The newton is named after Isaac Newton. As with every SI unit named for a person, its symbol starts with an upper case letter (N), but when written in full it follows the rules for capitalisation of a common noun; i.e., "newton" becomes capitalised at the beginning of a sentence and in titles, but is otherwise in lower case.
At average gravity on Earth (conventionally, g = 9.80665 m/s2), a kilogram mass exerts a force of about 9.8 newtons. An average-sized apple exerts about one newton of force, which we measure as the apple's weight.
The weight of an average adult exerts a force of about 608 N.
It is common to see forces expressed in kilonewtons (kN), where 1 kN = 1000 N. For example, the tractive effort of a Class Y steam train locomotive and the thrust of an F100 jet engine are both around 130 kN.
One kilonewton, 1 kN, is equivalent to 102.0 kgf, or about 100 kg of load under Earth gravity.
So for example, a platform that shows it is rated at 321 kilonewtons (72,000 lbf), will safely support a 32,100 kilograms (70,800 lb) load.

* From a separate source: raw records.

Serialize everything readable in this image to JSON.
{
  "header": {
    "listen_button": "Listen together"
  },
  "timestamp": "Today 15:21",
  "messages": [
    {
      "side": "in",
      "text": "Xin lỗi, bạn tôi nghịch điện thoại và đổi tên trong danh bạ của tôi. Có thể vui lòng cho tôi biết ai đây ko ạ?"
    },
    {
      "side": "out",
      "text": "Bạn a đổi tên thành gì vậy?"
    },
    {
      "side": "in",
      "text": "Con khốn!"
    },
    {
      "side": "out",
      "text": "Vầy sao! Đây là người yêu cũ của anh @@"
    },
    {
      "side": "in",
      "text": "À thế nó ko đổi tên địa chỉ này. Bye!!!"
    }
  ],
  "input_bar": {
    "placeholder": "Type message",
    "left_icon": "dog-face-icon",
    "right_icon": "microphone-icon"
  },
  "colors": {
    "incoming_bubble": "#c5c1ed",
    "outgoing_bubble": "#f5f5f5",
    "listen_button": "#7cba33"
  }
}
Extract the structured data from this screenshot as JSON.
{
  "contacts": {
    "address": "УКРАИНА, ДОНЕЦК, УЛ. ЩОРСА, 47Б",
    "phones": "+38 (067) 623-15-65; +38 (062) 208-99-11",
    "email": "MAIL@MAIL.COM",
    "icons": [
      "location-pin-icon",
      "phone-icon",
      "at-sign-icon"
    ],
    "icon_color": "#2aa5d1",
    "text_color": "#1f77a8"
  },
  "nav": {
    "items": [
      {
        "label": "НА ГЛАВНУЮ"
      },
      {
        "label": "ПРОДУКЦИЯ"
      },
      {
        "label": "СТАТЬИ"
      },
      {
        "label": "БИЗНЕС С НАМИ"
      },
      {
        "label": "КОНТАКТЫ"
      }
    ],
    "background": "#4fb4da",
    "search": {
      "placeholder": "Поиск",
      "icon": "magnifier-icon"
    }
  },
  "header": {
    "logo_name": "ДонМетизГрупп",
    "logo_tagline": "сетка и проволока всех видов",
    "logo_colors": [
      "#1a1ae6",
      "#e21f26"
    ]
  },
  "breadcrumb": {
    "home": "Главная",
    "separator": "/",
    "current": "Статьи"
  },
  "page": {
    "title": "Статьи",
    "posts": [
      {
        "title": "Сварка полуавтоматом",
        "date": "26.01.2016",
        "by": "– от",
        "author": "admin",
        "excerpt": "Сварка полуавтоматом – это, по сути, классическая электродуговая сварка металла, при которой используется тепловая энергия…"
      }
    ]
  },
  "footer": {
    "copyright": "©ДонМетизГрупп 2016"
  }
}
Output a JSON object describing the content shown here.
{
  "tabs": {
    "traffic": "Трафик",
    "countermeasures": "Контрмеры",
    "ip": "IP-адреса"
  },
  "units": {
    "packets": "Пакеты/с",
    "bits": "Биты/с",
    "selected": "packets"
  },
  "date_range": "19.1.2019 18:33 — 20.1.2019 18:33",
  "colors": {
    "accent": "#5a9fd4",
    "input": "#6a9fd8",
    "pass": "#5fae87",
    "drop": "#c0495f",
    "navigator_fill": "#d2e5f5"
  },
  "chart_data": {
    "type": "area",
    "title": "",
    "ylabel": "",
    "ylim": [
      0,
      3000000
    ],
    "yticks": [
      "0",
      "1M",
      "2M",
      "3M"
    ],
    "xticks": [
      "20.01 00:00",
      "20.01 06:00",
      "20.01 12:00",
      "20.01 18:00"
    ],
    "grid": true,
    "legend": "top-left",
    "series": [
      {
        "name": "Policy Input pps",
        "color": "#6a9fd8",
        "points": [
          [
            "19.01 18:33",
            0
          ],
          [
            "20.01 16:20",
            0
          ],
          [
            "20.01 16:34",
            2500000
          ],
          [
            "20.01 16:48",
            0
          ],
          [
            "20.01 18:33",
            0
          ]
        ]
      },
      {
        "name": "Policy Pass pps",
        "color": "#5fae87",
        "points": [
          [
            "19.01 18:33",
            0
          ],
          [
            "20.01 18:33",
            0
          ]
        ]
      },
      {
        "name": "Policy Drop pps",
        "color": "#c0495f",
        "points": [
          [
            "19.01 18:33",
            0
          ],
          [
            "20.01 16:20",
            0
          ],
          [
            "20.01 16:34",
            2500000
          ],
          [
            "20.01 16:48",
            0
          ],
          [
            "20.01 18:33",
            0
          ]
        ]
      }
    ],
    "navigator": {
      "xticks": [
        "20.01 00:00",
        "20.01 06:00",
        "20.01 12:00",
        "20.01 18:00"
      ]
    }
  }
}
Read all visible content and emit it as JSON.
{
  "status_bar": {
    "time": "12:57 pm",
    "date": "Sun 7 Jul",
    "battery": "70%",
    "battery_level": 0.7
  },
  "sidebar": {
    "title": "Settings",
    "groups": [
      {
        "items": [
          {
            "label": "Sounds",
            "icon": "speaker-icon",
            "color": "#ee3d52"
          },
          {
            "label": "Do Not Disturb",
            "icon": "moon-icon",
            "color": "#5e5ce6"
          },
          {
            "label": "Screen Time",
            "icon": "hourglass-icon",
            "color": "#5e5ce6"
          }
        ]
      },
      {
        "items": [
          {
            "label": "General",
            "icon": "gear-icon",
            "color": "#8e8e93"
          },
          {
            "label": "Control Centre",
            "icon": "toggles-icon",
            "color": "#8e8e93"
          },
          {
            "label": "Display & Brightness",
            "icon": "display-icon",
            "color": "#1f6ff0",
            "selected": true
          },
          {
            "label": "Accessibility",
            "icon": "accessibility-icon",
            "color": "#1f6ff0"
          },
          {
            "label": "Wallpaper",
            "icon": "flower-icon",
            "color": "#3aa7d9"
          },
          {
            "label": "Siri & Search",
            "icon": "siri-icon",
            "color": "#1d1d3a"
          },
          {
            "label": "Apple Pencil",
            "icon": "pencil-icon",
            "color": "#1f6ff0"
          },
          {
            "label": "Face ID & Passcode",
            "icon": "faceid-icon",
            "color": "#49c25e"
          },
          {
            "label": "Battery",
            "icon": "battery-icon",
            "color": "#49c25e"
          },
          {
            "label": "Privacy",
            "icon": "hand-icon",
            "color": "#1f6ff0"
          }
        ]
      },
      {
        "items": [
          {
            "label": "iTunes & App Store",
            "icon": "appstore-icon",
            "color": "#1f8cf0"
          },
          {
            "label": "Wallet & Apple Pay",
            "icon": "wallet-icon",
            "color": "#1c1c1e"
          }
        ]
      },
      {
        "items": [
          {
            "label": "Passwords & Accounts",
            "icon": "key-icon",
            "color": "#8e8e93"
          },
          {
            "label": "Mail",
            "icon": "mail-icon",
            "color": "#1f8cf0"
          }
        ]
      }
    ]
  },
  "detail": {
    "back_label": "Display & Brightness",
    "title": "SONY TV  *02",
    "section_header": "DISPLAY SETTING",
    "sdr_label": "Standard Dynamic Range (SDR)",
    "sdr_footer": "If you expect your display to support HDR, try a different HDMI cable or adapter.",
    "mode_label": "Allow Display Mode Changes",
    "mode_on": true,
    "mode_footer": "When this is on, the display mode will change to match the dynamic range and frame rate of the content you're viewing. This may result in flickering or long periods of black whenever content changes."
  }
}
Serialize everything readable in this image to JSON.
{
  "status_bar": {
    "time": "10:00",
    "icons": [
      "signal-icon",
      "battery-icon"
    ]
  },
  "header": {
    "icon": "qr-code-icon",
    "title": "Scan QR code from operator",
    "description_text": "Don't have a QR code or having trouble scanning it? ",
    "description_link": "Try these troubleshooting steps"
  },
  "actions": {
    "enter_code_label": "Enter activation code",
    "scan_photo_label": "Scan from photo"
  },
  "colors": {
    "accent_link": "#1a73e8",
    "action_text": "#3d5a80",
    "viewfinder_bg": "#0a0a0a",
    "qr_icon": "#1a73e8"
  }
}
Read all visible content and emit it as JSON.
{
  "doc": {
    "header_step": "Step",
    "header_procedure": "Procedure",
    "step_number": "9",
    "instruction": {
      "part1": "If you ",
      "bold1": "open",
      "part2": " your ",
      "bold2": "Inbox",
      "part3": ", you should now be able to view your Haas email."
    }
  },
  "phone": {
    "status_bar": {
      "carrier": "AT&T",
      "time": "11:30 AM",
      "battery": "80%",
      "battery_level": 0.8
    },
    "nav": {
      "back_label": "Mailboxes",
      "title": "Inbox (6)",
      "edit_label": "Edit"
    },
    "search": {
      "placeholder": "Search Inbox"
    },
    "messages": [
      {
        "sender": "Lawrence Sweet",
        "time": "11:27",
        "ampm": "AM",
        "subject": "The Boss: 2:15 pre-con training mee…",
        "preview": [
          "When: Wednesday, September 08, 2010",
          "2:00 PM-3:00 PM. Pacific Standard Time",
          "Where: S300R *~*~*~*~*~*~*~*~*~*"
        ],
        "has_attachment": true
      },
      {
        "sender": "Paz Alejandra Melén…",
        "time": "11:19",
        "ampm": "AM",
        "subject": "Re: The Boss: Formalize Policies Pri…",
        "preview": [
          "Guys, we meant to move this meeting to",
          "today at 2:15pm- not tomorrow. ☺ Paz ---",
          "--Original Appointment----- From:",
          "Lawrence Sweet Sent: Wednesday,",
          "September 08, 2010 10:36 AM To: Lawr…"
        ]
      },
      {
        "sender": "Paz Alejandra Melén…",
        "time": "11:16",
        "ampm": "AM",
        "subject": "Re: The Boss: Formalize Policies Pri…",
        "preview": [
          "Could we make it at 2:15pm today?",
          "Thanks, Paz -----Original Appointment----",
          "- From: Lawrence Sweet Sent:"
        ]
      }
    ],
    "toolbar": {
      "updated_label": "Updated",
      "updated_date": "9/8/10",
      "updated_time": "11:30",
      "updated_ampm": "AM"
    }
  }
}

Specifications in kilonewtons are common in safety specifications for:
|1 N||≡ 1 kg⋅m⁄s2||= 105 dyn||≈ 0.10197 kp||≈ 0.22481 lbf||≈ 7.2330 pdl|
|1 dyn||= 10–5 N||≡ 1 g⋅cm⁄s2||≈ 1.0197 × 10–6 kp||≈ 2.2481 × 10–6 lbf||≈ 7.2330 × 10–5 pdl|
|1 kp||= 9.80665 N||= 980665 dyn||≡ gn ⋅ (1 kg)||≈ 2.2046 lbf||≈ 70.932 pdl|
|1 lbf||≈ 4.448222 N||≈ 444822 dyn||≈ 0.45359 kp||≡ gn ⋅ (1 lb)||≈ 32.174 pdl|
|1 pdl||≈ 0.138255 N||≈ 13825 dyn||≈ 0.014098 kp||≈ 0.031081 lbf||≡ 1 lb⋅ft⁄s2|
|The value of gn as used in the official definition of the kilogram-force is used here for all gravitational units.|
|2nd law of motion||m = F/||F = W ⋅ a/||F = m ⋅ a|
|Pressure (p)||pounds per square inch||technical atmosphere||pounds-force per square inch||atmosphere||poundals per square foot||barye||pieze||pascal|